BEGIN
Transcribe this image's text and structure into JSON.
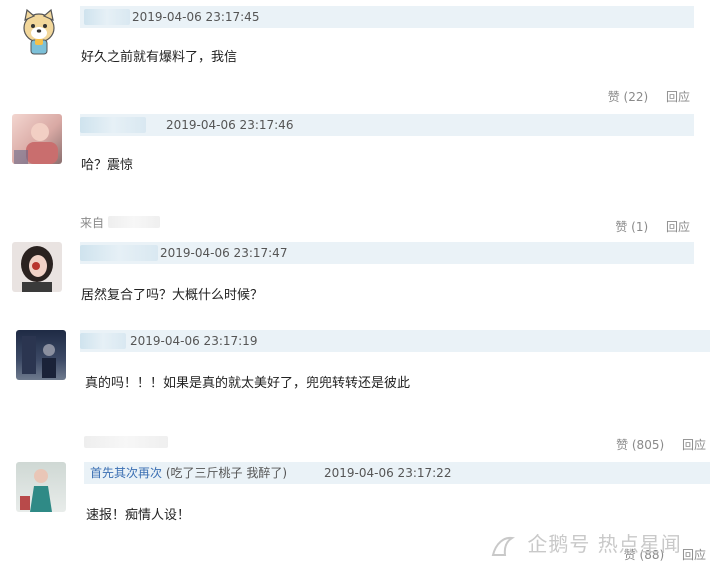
{
  "colors": {
    "header_bg": "#eaf2f7",
    "username": "#3b6fb3",
    "meta_text": "#8a8a8a"
  },
  "comments": [
    {
      "time": "2019-04-06 23:17:45",
      "text": "好久之前就有爆料了，我信",
      "like_label": "赞 (22)",
      "reply_label": "回应"
    },
    {
      "time": "2019-04-06 23:17:46",
      "text": "哈？震惊",
      "from_label": "来自",
      "like_label": "赞 (1)",
      "reply_label": "回应"
    },
    {
      "time": "2019-04-06 23:17:47",
      "text": "居然复合了吗？大概什么时候？"
    },
    {
      "time": "2019-04-06 23:17:19",
      "text": "真的吗！！！如果是真的就太美好了，兜兜转转还是彼此",
      "like_label": "赞 (805)",
      "reply_label": "回应"
    },
    {
      "username": "首先其次再次",
      "nickname": "(吃了三斤桃子 我醉了)",
      "time": "2019-04-06 23:17:22",
      "text": "速报！痴情人设！",
      "like_label": "赞 (88)",
      "reply_label": "回应"
    }
  ],
  "watermark": "企鹅号 热点星闻"
}
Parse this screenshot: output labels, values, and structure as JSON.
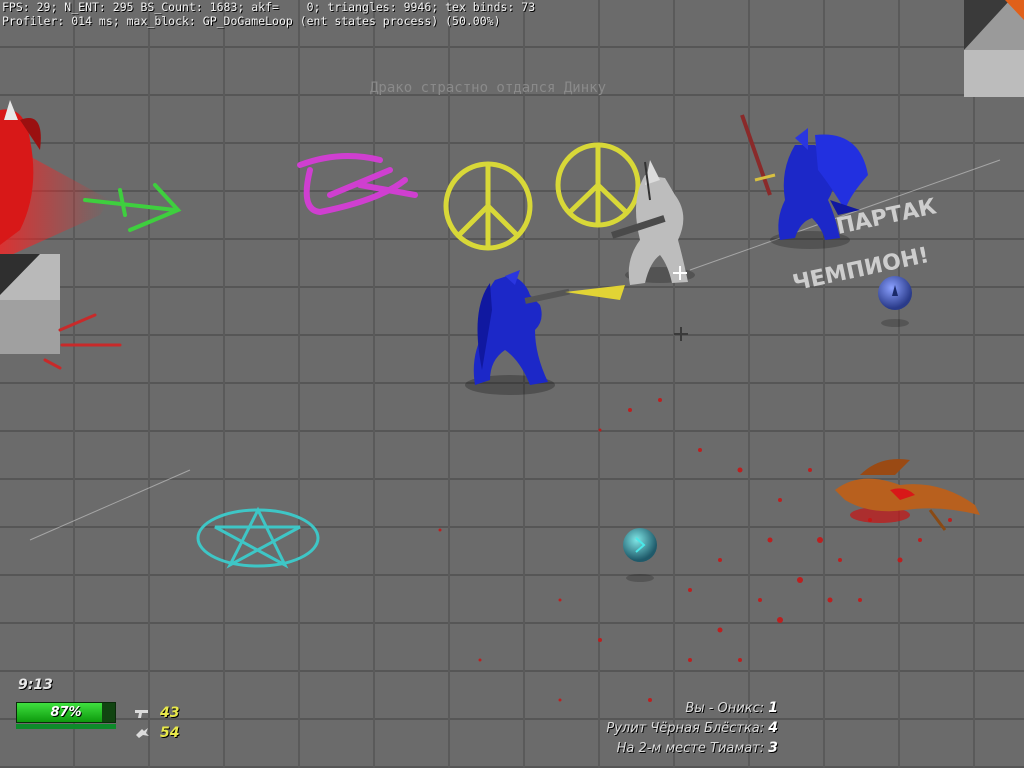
{
  "debug": {
    "line1": "FPS: 29; N_ENT: 295 BS_Count: 1683; akf=    0; triangles: 9946; tex binds: 73",
    "line2": "Profiler: 014 ms; max_block: GP_DoGameLoop (ent states process) (50.00%)"
  },
  "kill_message": "Драко страстно отдался Динку",
  "graffiti_text": [
    "СПАРТАК",
    "ЧЕМПИОН!"
  ],
  "hud": {
    "timer": "9:13",
    "health_label": "87%",
    "health_fraction": 0.87,
    "ammo_primary": "43",
    "ammo_secondary": "54"
  },
  "scoreboard": {
    "line1_label": "Вы - Оникс:",
    "line1_value": "1",
    "line2_label": "Рулит Чёрная Блёстка:",
    "line2_value": "4",
    "line3_label": "На 2-м месте Тиамат:",
    "line3_value": "3"
  },
  "colors": {
    "floor": "#6a6a6a",
    "grout": "#5a5a5a",
    "health": "#2fcf2f",
    "ammo": "#e8e84a",
    "blood": "#c81414"
  },
  "icons": [
    "pistol-icon",
    "grenade-icon",
    "crosshair-icon",
    "powerup-orb-icon"
  ]
}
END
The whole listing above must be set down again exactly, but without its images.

- [FINISHED EXERCISE]
Transcribe this image's text and structure into JSON.
{
  "colors": {
    "header_bg": "#eaf2f7",
    "username": "#3b6fb3",
    "meta_text": "#8a8a8a"
  },
  "comments": [
    {
      "time": "2019-04-06 23:17:45",
      "text": "好久之前就有爆料了，我信",
      "like_label": "赞 (22)",
      "reply_label": "回应"
    },
    {
      "time": "2019-04-06 23:17:46",
      "text": "哈？震惊",
      "from_label": "来自",
      "like_label": "赞 (1)",
      "reply_label": "回应"
    },
    {
      "time": "2019-04-06 23:17:47",
      "text": "居然复合了吗？大概什么时候？"
    },
    {
      "time": "2019-04-06 23:17:19",
      "text": "真的吗！！！如果是真的就太美好了，兜兜转转还是彼此",
      "like_label": "赞 (805)",
      "reply_label": "回应"
    },
    {
      "username": "首先其次再次",
      "nickname": "(吃了三斤桃子 我醉了)",
      "time": "2019-04-06 23:17:22",
      "text": "速报！痴情人设！",
      "like_label": "赞 (88)",
      "reply_label": "回应"
    }
  ],
  "watermark": "企鹅号 热点星闻"
}
Parse this screenshot: output labels, values, and structure as JSON.
{
  "debug": {
    "line1": "FPS: 29; N_ENT: 295 BS_Count: 1683; akf=    0; triangles: 9946; tex binds: 73",
    "line2": "Profiler: 014 ms; max_block: GP_DoGameLoop (ent states process) (50.00%)"
  },
  "kill_message": "Драко страстно отдался Динку",
  "graffiti_text": [
    "СПАРТАК",
    "ЧЕМПИОН!"
  ],
  "hud": {
    "timer": "9:13",
    "health_label": "87%",
    "health_fraction": 0.87,
    "ammo_primary": "43",
    "ammo_secondary": "54"
  },
  "scoreboard": {
    "line1_label": "Вы - Оникс:",
    "line1_value": "1",
    "line2_label": "Рулит Чёрная Блёстка:",
    "line2_value": "4",
    "line3_label": "На 2-м месте Тиамат:",
    "line3_value": "3"
  },
  "colors": {
    "floor": "#6a6a6a",
    "grout": "#5a5a5a",
    "health": "#2fcf2f",
    "ammo": "#e8e84a",
    "blood": "#c81414"
  },
  "icons": [
    "pistol-icon",
    "grenade-icon",
    "crosshair-icon",
    "powerup-orb-icon"
  ]
}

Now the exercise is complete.